Have YOU Thought About BECOMING
For adults today, the Church, after the Second Vatican Council, has restored the order of the Catechumenate in the Rite of Christian Initiation of Adults (RCIA). It outlines the steps for the formation of catechumens, bringing their conversion to the faith to a greater maturity. It helps them respond more deeply to God's gracious initiative in their lives and prepares them for union with the Church community. This process is meant to form them into the fullness of the Christian life and to become disciples of Jesus, their teacher. This includes an initiation into the mystery of salvation, the practice of faith, hope, and love, and other virtues in a succession of liturgical rites.
Persons baptized into another Christian church and now seeking full communion with the Catholic Church are also welcomed to participate along with catechumens in the RCIA in the process of learning about the Catholic faith and being formed in that faith. They bring to the process of preparation their prior experience of Christian life and prayer. For a baptized Christian, reception into full communion with the Catholic Church involves reception of the Sacrament of Penance and Reconciliation and then a Profession of Faith followed by the celebration of Confirmation and the Eucharist.
From The RCIA Transforming the Church (paragraph 1 from the General Introduction): In the sacraments of Christian initiation, we are freed from the power of darkness and joined to Christ's death, burial, and resurrection. We receive the spirit of filial adoption and are a part of the entire people of God in the celebration of the memorial of the Lord's death and resurrection.
Evangelization “is necessary for Christian initiation. Men and women hear the gospel proclaimed, by word and deed, and come to a particular Christian community as a result of this initial stirring in faith. The process whereby adults both hear and respond to this gospel in the Catholic community is called the Rite of Christian of Adults.” (The RCIA Transforming the Church, Thomas Morris)
Evangelization leads to conversion.
Conversion “is first of all a work of the grace of God who makes our hearts return to him.” (Catechism of the Catholic Church #1432) It is an on-going process that never ends. It involves various stages of change. Conversion is a turning from something coupled with a turning towards something else. Christian faith is conversion to Jesus Christ.
Periods of Formation And Liturgical Steps:
The rites celebrated throughout the process gives graces which aid in the person's process of conversion, understanding of church teaching, and the desire for the faith.
RCIA - Questions & Answers:

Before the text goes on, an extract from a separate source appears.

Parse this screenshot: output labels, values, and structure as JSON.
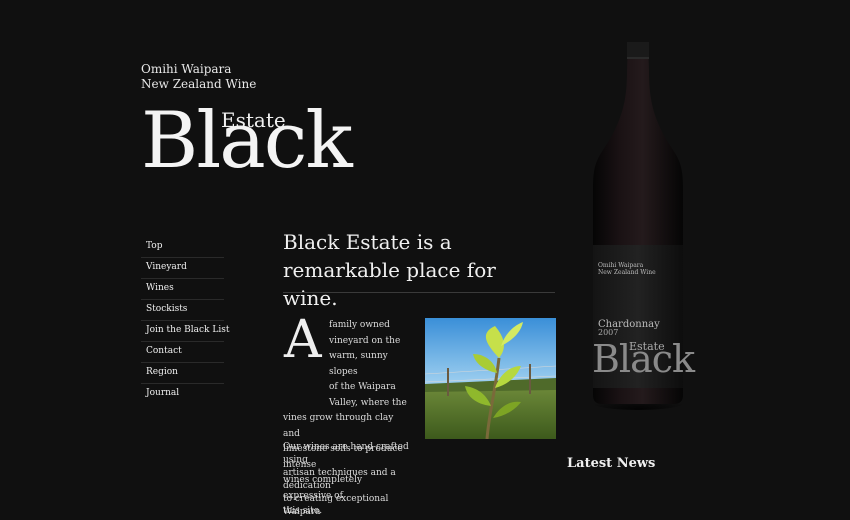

The United States Conference of Catholic Bishops has gathered together a great resource explaining the RCIA process. Follow the link…http://www.USCCB.org/comm/archives/rciaq&a98.htm
Interested? Contact Catholic Campus Ministry Extension #8872 (Room 202 Campus Center)